His disciples to continue to observe this Sacrament in which He promises to be present to us to freely and unconditionally forgive us our sins. After Communion, there will be a dramatic stripping of the Altar to remind us of the violent manner in which Jesus was “betrayed into the hands of sinful men.” Before we leave this service in silence, there will be a period of time available to sit in silence in the Lordʼs presence, to “keep watch” with Him, praying silently or reading the Scriptures.

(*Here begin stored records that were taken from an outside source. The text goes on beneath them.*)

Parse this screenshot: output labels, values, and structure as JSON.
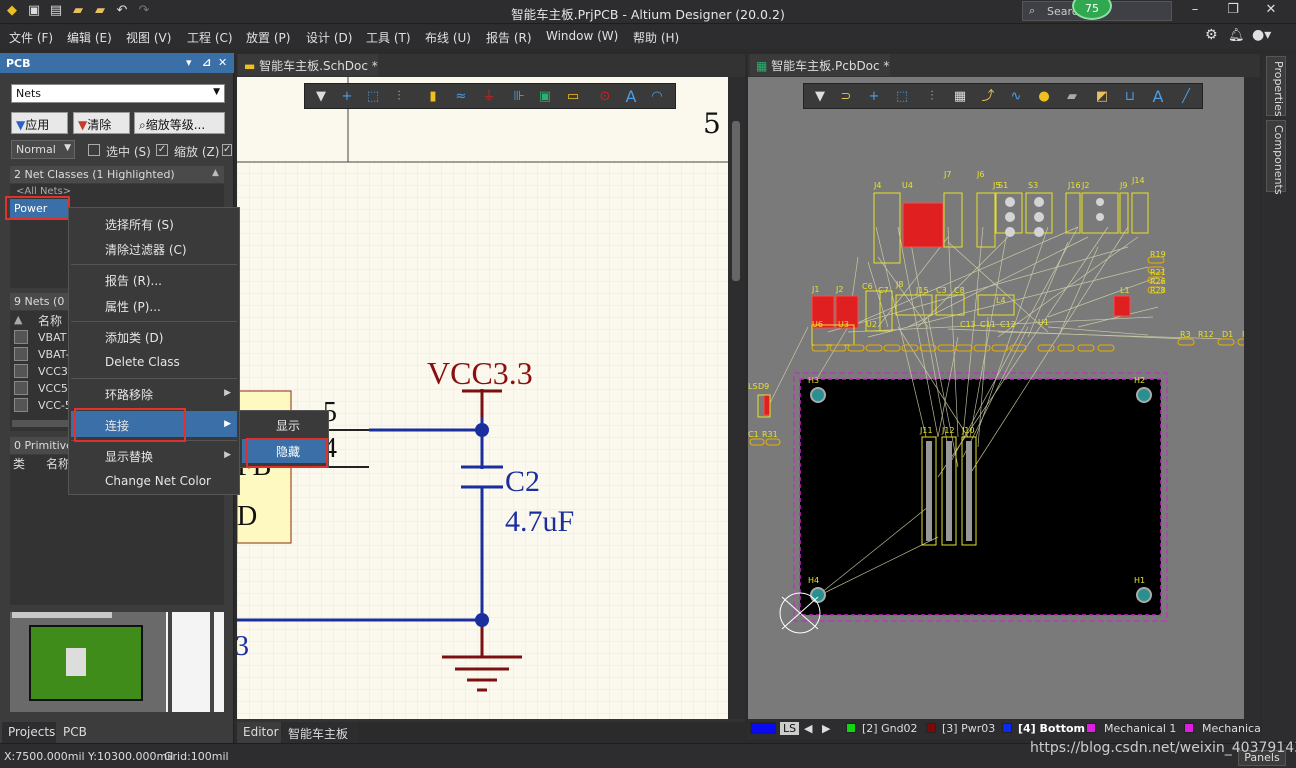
{
  "window": {
    "title": "智能车主板.PrjPCB - Altium Designer (20.0.2)",
    "search_placeholder": "Search",
    "notification_count": "75"
  },
  "menus": [
    "文件 (F)",
    "编辑 (E)",
    "视图 (V)",
    "工程 (C)",
    "放置 (P)",
    "设计 (D)",
    "工具 (T)",
    "布线 (U)",
    "报告 (R)",
    "Window (W)",
    "帮助 (H)"
  ],
  "pcb_panel": {
    "title": "PCB",
    "mode_select": "Nets",
    "apply_button": "应用",
    "clear_button": "清除",
    "zoom_level_button": "缩放等级...",
    "mask_mode": "Normal",
    "select_label": "选中 (S)",
    "select_checked": false,
    "zoom_label": "缩放 (Z)",
    "zoom_checked": true,
    "net_classes_header": "2 Net Classes (1 Highlighted)",
    "net_classes": [
      "<All Nets>",
      "Power"
    ],
    "nets_header": "9 Nets (0 H",
    "nets_name_col": "名称",
    "nets": [
      "VBAT",
      "VBAT-",
      "VCC3.",
      "VCC5",
      "VCC-5"
    ],
    "primitives_header": "0 Primitives",
    "primitives_cols": [
      "类",
      "名称"
    ]
  },
  "context_menu": {
    "items": [
      "选择所有 (S)",
      "清除过滤器 (C)",
      "报告 (R)...",
      "属性 (P)...",
      "添加类 (D)",
      "Delete Class",
      "环路移除",
      "连接",
      "显示替换",
      "Change Net Color"
    ],
    "highlighted": "连接",
    "submenu": [
      "显示",
      "隐藏"
    ],
    "submenu_highlighted": "隐藏"
  },
  "bottom_left_tabs": [
    "Projects",
    "PCB"
  ],
  "sch": {
    "tab": "智能车主板.SchDoc *",
    "border_number": "5",
    "net_label": "VCC3.3",
    "cap_ref": "C2",
    "cap_value": "4.7uF",
    "pin5": "5",
    "pin4": "4",
    "frag_fb": "FB",
    "frag_d": "D",
    "frag_3": "3",
    "editor_tab": "Editor",
    "doc_tab": "智能车主板"
  },
  "pcb": {
    "tab": "智能车主板.PcbDoc *",
    "designators": [
      "J4",
      "U4",
      "J7",
      "J6",
      "J5",
      "S1",
      "S3",
      "J16",
      "J2",
      "J9",
      "J14",
      "R19",
      "R21",
      "R26",
      "R28",
      "J1",
      "J2",
      "C6",
      "C7",
      "J8",
      "J15",
      "C3",
      "C8",
      "L4",
      "L1",
      "U6",
      "U3",
      "U2",
      "C13",
      "C11",
      "C12",
      "U1",
      "R3",
      "R12",
      "D1",
      "R1",
      "H3",
      "H2",
      "H4",
      "H1",
      "J11",
      "J12",
      "J10",
      "LS",
      "D9",
      "C1",
      "R31"
    ]
  },
  "layers": {
    "ls_label": "LS",
    "items": [
      {
        "name": "[2] Gnd02",
        "color": "#12d612"
      },
      {
        "name": "[3] Pwr03",
        "color": "#7a0a0a"
      },
      {
        "name": "[4] Bottom",
        "color": "#0a2af0"
      },
      {
        "name": "Mechanical 1",
        "color": "#e01ee0"
      },
      {
        "name": "Mechanica",
        "color": "#e01ee0"
      }
    ],
    "current_color": "#0a0af0"
  },
  "right_tabs": [
    "Properties",
    "Components"
  ],
  "status": {
    "coords": "X:7500.000mil Y:10300.000mil",
    "grid": "Grid:100mil",
    "panels_button": "Panels"
  },
  "watermark": "https://blog.csdn.net/weixin_40379143"
}
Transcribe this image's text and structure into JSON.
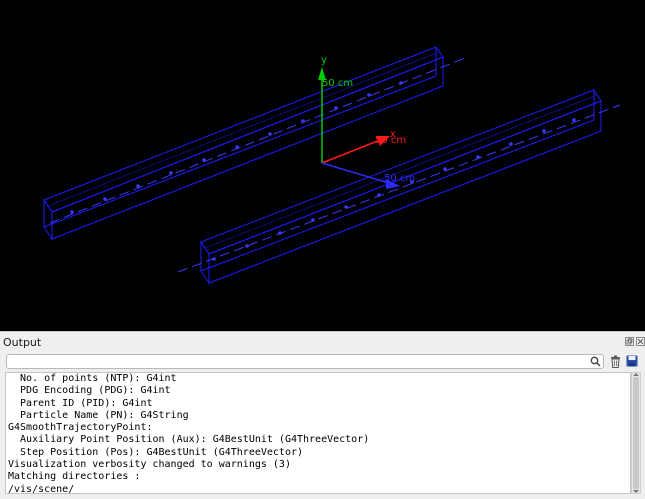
{
  "viewer": {
    "background": "#000000",
    "detector_color": "#1c1cff",
    "trajectory_color": "#3a3aff",
    "axes": {
      "y": {
        "name": "y",
        "label": "50 cm",
        "color": "#00cc00"
      },
      "x": {
        "name": "x",
        "label": "50 cm",
        "color": "#ff1a1a"
      },
      "z": {
        "name": "z",
        "label": "50 cm",
        "color": "#2b2bff"
      }
    }
  },
  "output_panel": {
    "title": "Output",
    "search": {
      "value": "",
      "placeholder": ""
    },
    "icons": {
      "float": "float-window-icon",
      "close": "close-icon",
      "search": "search-icon",
      "clear": "trash-icon",
      "save": "save-icon"
    },
    "log_lines": [
      "  No. of points (NTP): G4int",
      "  PDG Encoding (PDG): G4int",
      "  Parent ID (PID): G4int",
      "  Particle Name (PN): G4String",
      "G4SmoothTrajectoryPoint:",
      "  Auxiliary Point Position (Aux): G4BestUnit (G4ThreeVector)",
      "  Step Position (Pos): G4BestUnit (G4ThreeVector)",
      "Visualization verbosity changed to warnings (3)",
      "Matching directories :",
      "/vis/scene/"
    ]
  }
}
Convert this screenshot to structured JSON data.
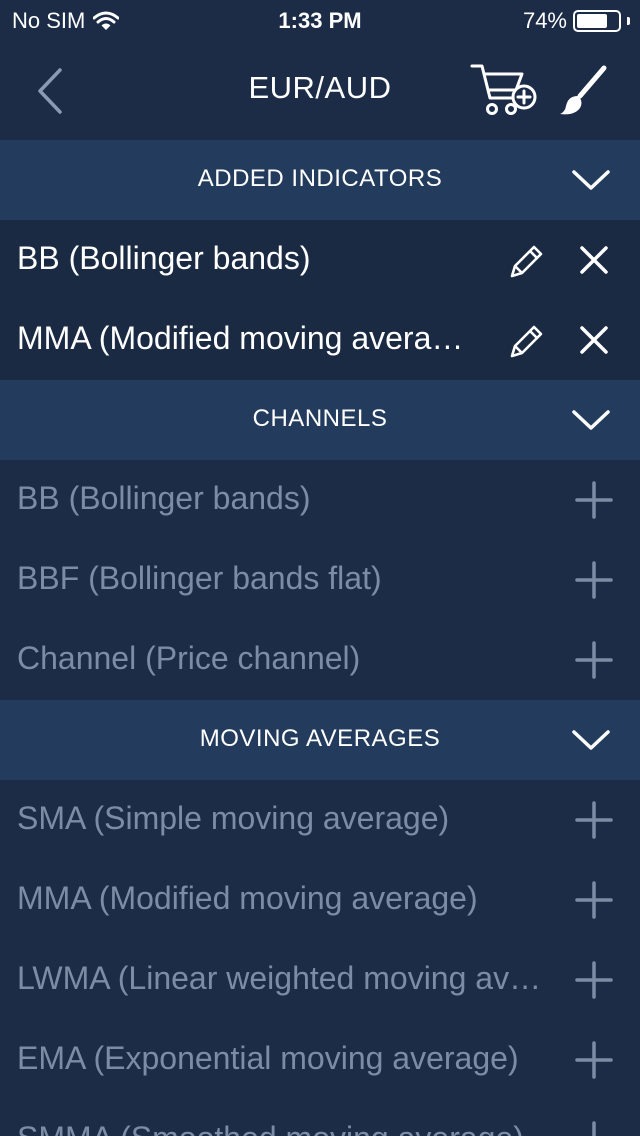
{
  "status_bar": {
    "carrier": "No SIM",
    "time": "1:33 PM",
    "battery_percent": "74%",
    "battery_level": 0.74
  },
  "nav": {
    "title": "EUR/AUD",
    "back_icon": "chevron-left-icon",
    "cart_icon": "cart-add-icon",
    "brush_icon": "brush-icon"
  },
  "sections": [
    {
      "title": "ADDED INDICATORS",
      "items": [
        {
          "label": "BB (Bollinger bands)"
        },
        {
          "label": "MMA (Modified moving average)"
        }
      ]
    },
    {
      "title": "CHANNELS",
      "items": [
        {
          "label": "BB (Bollinger bands)"
        },
        {
          "label": "BBF (Bollinger bands flat)"
        },
        {
          "label": "Channel (Price channel)"
        }
      ]
    },
    {
      "title": "MOVING AVERAGES",
      "items": [
        {
          "label": "SMA (Simple moving average)"
        },
        {
          "label": "MMA (Modified moving average)"
        },
        {
          "label": "LWMA (Linear weighted moving average)"
        },
        {
          "label": "EMA (Exponential moving average)"
        },
        {
          "label": "SMMA (Smoothed moving average)"
        }
      ]
    }
  ],
  "colors": {
    "background": "#1c2c47",
    "section_header": "#233c5e",
    "added_row": "#1b2a43",
    "muted_text": "#7d8ca4",
    "white": "#ffffff"
  }
}
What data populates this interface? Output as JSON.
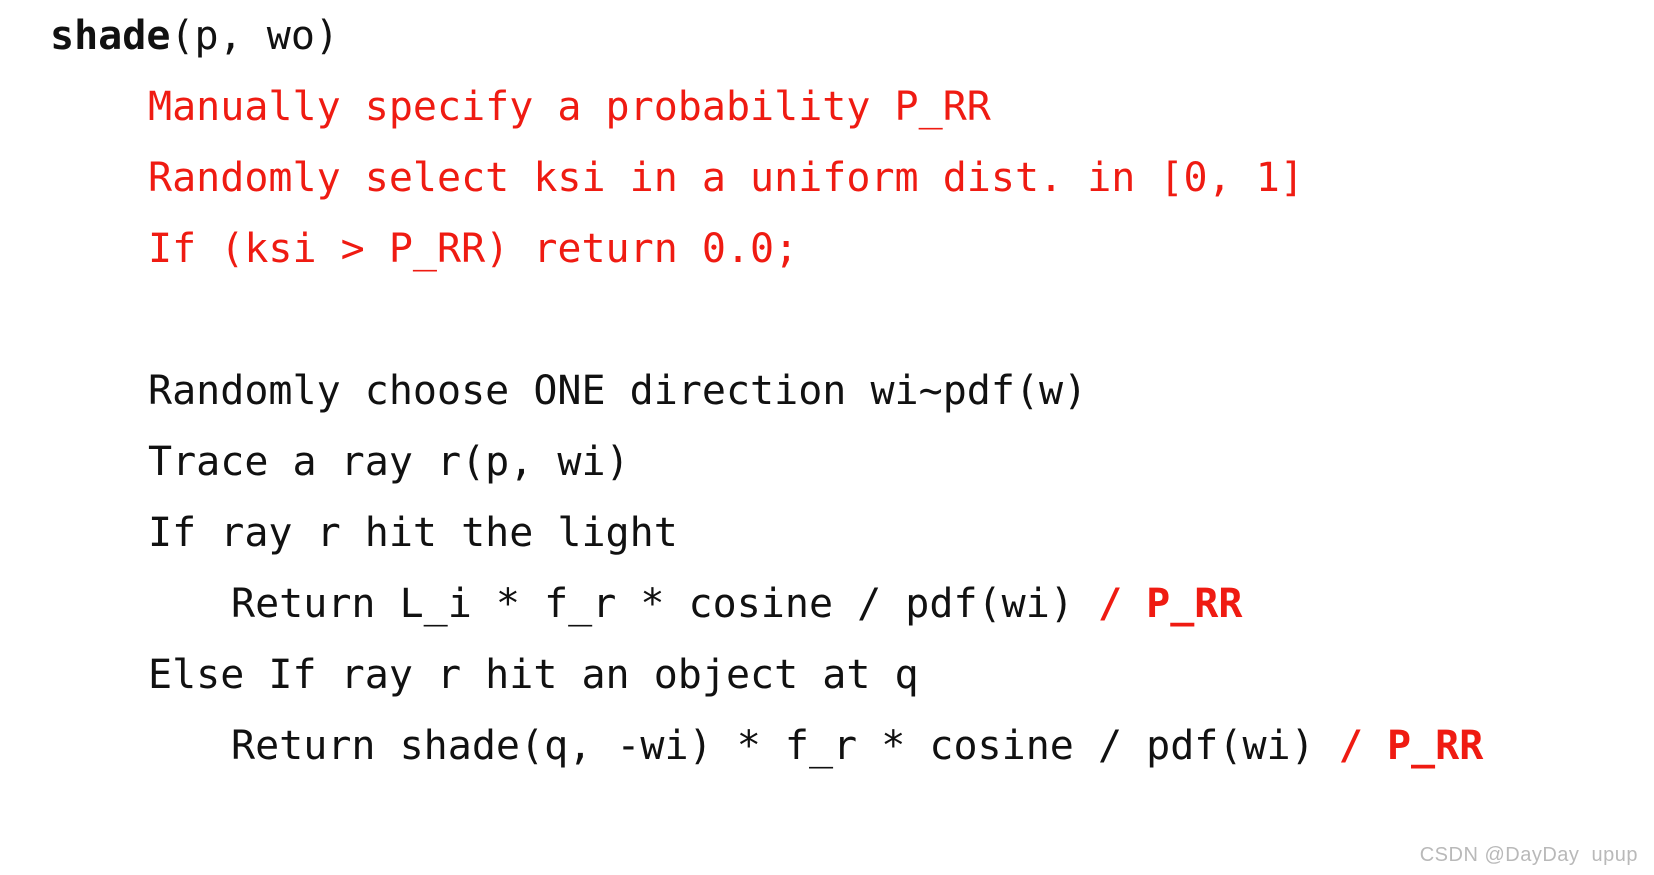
{
  "slide": {
    "background_color": "#ffffff",
    "text_color": "#111111",
    "accent_color": "#ef1b12",
    "watermark": "CSDN @DayDay  upup",
    "watermark_color": "#b9b9b9"
  },
  "code": {
    "signature": {
      "name": "shade",
      "params": "(p, wo)"
    },
    "russian_roulette": [
      "Manually specify a probability P_RR",
      "Randomly select ksi in a uniform dist. in [0, 1]",
      "If (ksi > P_RR) return 0.0;"
    ],
    "body": {
      "choose_direction": "Randomly choose ONE direction wi~pdf(w)",
      "trace_ray": "Trace a ray r(p, wi)",
      "if_hit_light": "If ray r hit the light",
      "return_light": "Return L_i * f_r * cosine / pdf(wi)",
      "return_light_rr": " / P_RR",
      "else_if_hit_object": "Else If ray r hit an object at q",
      "return_object": "Return shade(q, -wi) * f_r * cosine / pdf(wi)",
      "return_object_rr": " / P_RR"
    }
  }
}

The church will remain open until 9 AM on Friday for those who wish to stay and keep watch.

Good Friday

March 30th
12 PM - Good Friday Liturgy
The Reading of the Passion
The Veneration of the Cross
Holy Communion from the Reserved Sacrament
7:30 PM - Evening Prayer, Rite II

This is the day that Jesus dies for us. He offers, in great pain and suffering, the one “full, perfect and sufficient sacrifice, oblation and satisfaction for the sins of the whole world.” Come hear how in this most loving act of Jesus, He gives His all that the powers of evil are conquered and we receive salvation. This service includes the reading of the Passion according to John, the Solemn Collects, The Veneration of the Cross, and Holy Communion from the Reserved Sacrament.

As the Good Friday Liturgy is only to be celebrated once, at 7:30 PM we will be having an Evening Prayer service complete with Good Friday readings, sermon, and prayers specific to the day.

The Great Vigil of Easter

March 31st
Holy Saturday - 8 PM
The Lighting of the Paschal Candle Reading of the Prophecies
Renewal of Baptismal Vows
The First Holy Communion of Easter

This dramatic service begins with the church in
darkness. Seemingly, the powers of sin and
death have won. But then the New Fire is
lighted, symbolizing the overcoming of sin and
death by Christ, who is the Light of the World. Then the Paschal Candle is lighted, and a procession is formed to go to the sanctuary. There the Paschal Candle is blessed, and God
ʼs victory over evil is celebrated in the reading of the Exsultet and the reading of the Prophecies of Christʼs victory over sin and death. We all renew our Baptismal vows and the joy of Christʼs resurrection is reflected in the First Holy Communion of Easter.

Easter - The Day of Resurrection

April 1st

8:30 AM (Rite I) & 11AM (Rite II) Festival Celebration of Holy Communion

The enemies of God are defeated. The dark powers of the spiritual underworld are overcome. Jesus is alive and in being raised makes the promise to His followers, “Because I live, you will live also.” He is raised, not with a word of vengeance and retaliation for a world that wasted Him, but simply with a word of forgiveness and salvation for the whole world. So Easter is a time for great rejoicing! Come out and join us as we praise our Lord Jesus Christ whom God raised from the dead!

39 Articles Part III

Part I-

Part 2-

Part 3-

Part 4-

During this lesson, Fr. Kyle teaches on:

XVII. Of Predestination and Election.

XVIII. Of obtaining eternal Salvation only by the Name of Christ.

XIX. Of the Church.

XX. Of the Authority of the Church.

XXI. Of the Authority of General Councils.

XXII. Of Purgatory.

XXIII. Of Ministering in the Congregation.

A summary of the creeds can be found: (under "Historical Documents of the Church")